If starting from tomorrow the government committed to paying you the salary you’ve been earning with no strings attached and that salary came in regardless of what you do with your life, would you still wake up in the morning to go to work? If the answer is no then it applies to you too, that being that you could definitely do with an alternative source of income which is not tied to the selling of your time in order to get paid.
But where does one look? While there is indeed somewhat of a global drive towards business, entrepreneurship and perhaps even just looking towards alternative, unconventional sources of income, competition has kicked up a notch as well. In today’s society it’s the easiest it has ever been to start up your own business, especially if you’re looking towards channels such as the online space over which to operate.
The low barriers to entry mean that pretty much anyone can try and get in on the action, more so with regards to replicating those business models which demonstrate themselves to be working out well. For example, if you perhaps decided to deal in the selling of demo Smartphones to buyers in your local neighbourhood, all it takes for a neighbour to become direct competition for you is a Google search for wholesale suppliers of demo phones and suddenly you have a competitor overnight.
So in a world where competition can spring up overnight and try to knock your hustle, the question is how do you set yourself apart so that you have staying-power?
It’s not rocket-science – you just have to look as close to home as you possibly can.
I mean sure, my demo Smartphone-pushing business idea can perhaps be funded quite simply and quickly by applying for short term credit, such as a short term loan from Mr Lender, but if I’m to make it work and future proof myself from any immediate competition it would have to be a business which sort of fell into my lap. By that I simply mean you need to look at your situation as it currently is and then build a business around that.
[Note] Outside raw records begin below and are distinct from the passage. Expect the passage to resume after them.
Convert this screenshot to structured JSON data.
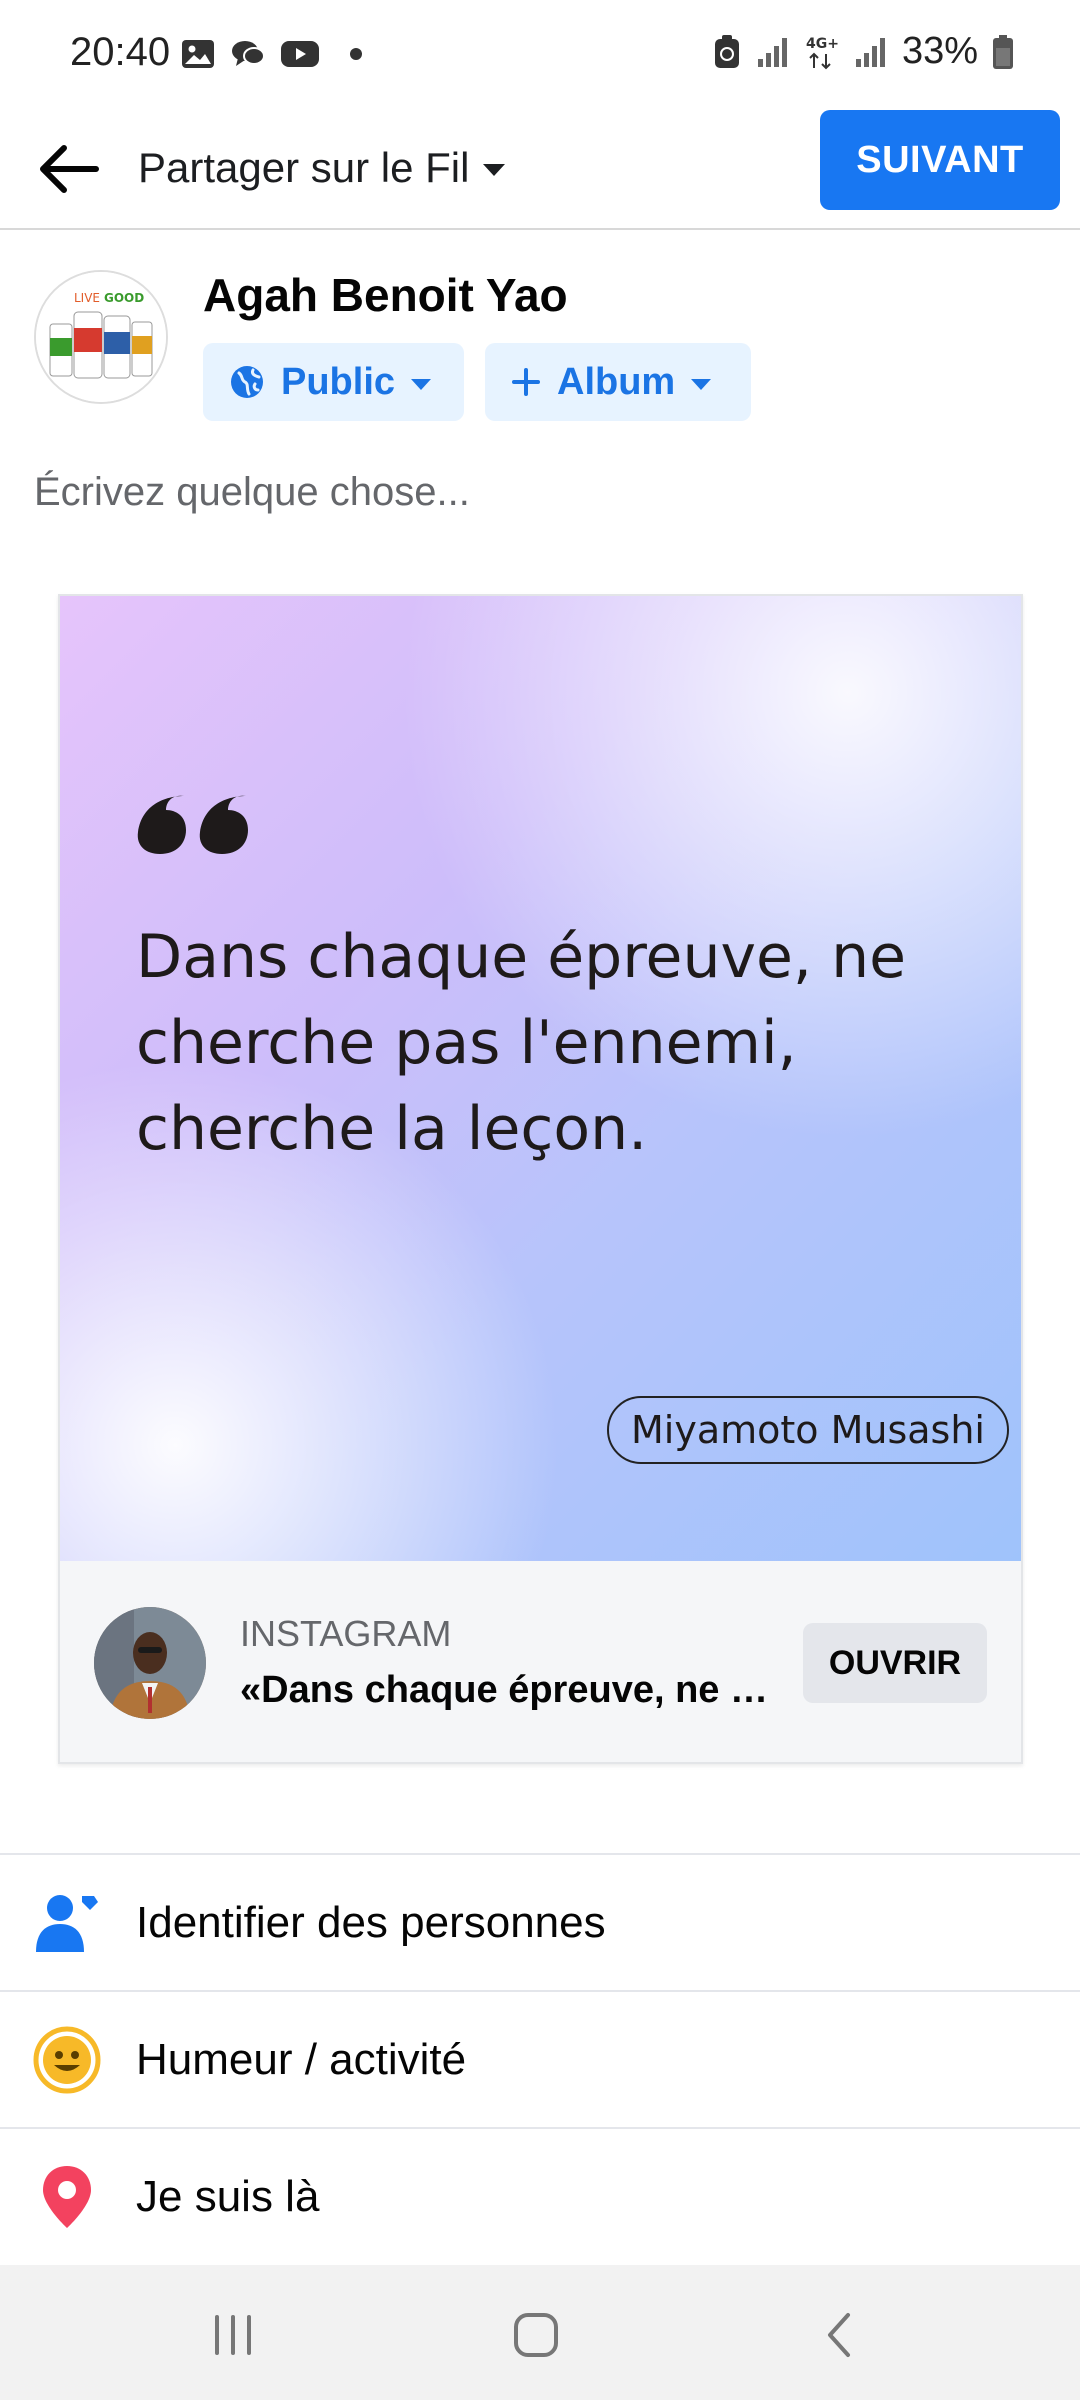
{
  "status_bar": {
    "time": "20:40",
    "left_icons": [
      "gallery-icon",
      "chat-bubble-icon",
      "youtube-icon"
    ],
    "battery": "33%",
    "network": "4G+"
  },
  "header": {
    "title": "Partager sur le Fil",
    "next_label": "SUIVANT"
  },
  "author": {
    "name": "Agah Benoit Yao",
    "privacy_label": "Public",
    "album_label": "Album"
  },
  "composer": {
    "placeholder": "Écrivez quelque chose..."
  },
  "shared_post": {
    "quote": "Dans chaque épreuve, ne cherche pas l'ennemi, cherche la leçon.",
    "quote_author": "Miyamoto Musashi",
    "source": "INSTAGRAM",
    "title": "«Dans chaque épreuve, ne cherche pas l'ennemi, cherche la leçon.»",
    "open_label": "OUVRIR"
  },
  "actions": [
    {
      "label": "Identifier des personnes",
      "icon": "tag-people-icon",
      "color": "#1877f2"
    },
    {
      "label": "Humeur / activité",
      "icon": "smiley-icon",
      "color": "#f7b928"
    },
    {
      "label": "Je suis là",
      "icon": "location-pin-icon",
      "color": "#f3425f"
    }
  ],
  "colors": {
    "accent": "#1877f2",
    "chip_bg": "#e7f3ff"
  }
}
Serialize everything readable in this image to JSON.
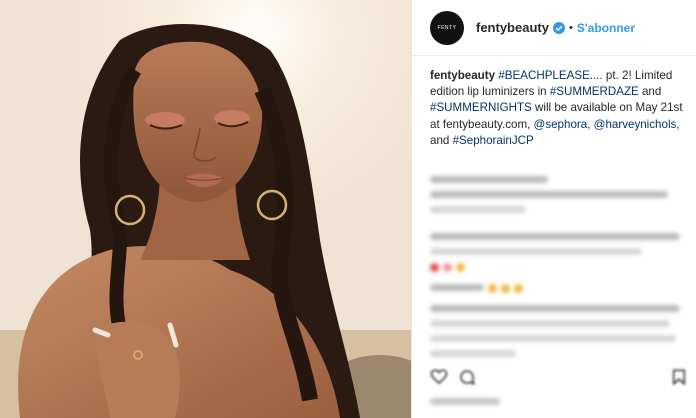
{
  "post": {
    "username": "fentybeauty",
    "follow_label": "S'abonner",
    "separator": "•",
    "caption": {
      "author": "fentybeauty",
      "t1": " ",
      "tag1": "#BEACHPLEASE",
      "t2": ".... pt. 2! Limited edition lip luminizers in ",
      "tag2": "#SUMMERDAZE",
      "t3": " and ",
      "tag3": "#SUMMERNIGHTS",
      "t4": " will be available on May 21st at fentybeauty.com, ",
      "tag4": "@sephora",
      "t5": ", ",
      "tag5": "@harveynichols",
      "t6": ", and ",
      "tag6": "#SephorainJCP"
    }
  },
  "colors": {
    "link": "#003569",
    "follow": "#3897f0",
    "verified": "#3897f0"
  },
  "icons": {
    "verified": "verified-badge-icon",
    "like": "heart-icon",
    "comment": "comment-icon",
    "save": "bookmark-icon"
  }
}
I, for example, love changing phones and I’m known for that – I tend to get bored of the features after I’ve figured out how all of them work – and so everybody within my circle knows that I’m kind of the go-to person if they have any questions about their devices or any handsets they might be considering purchasing. Referring them as buyers or getting them to buy from me then becomes natural. Finding your niche is just the first step; figuring out how you can make that niche a unique business idea is how you’re going to make the money roll in (with a bit of luck!)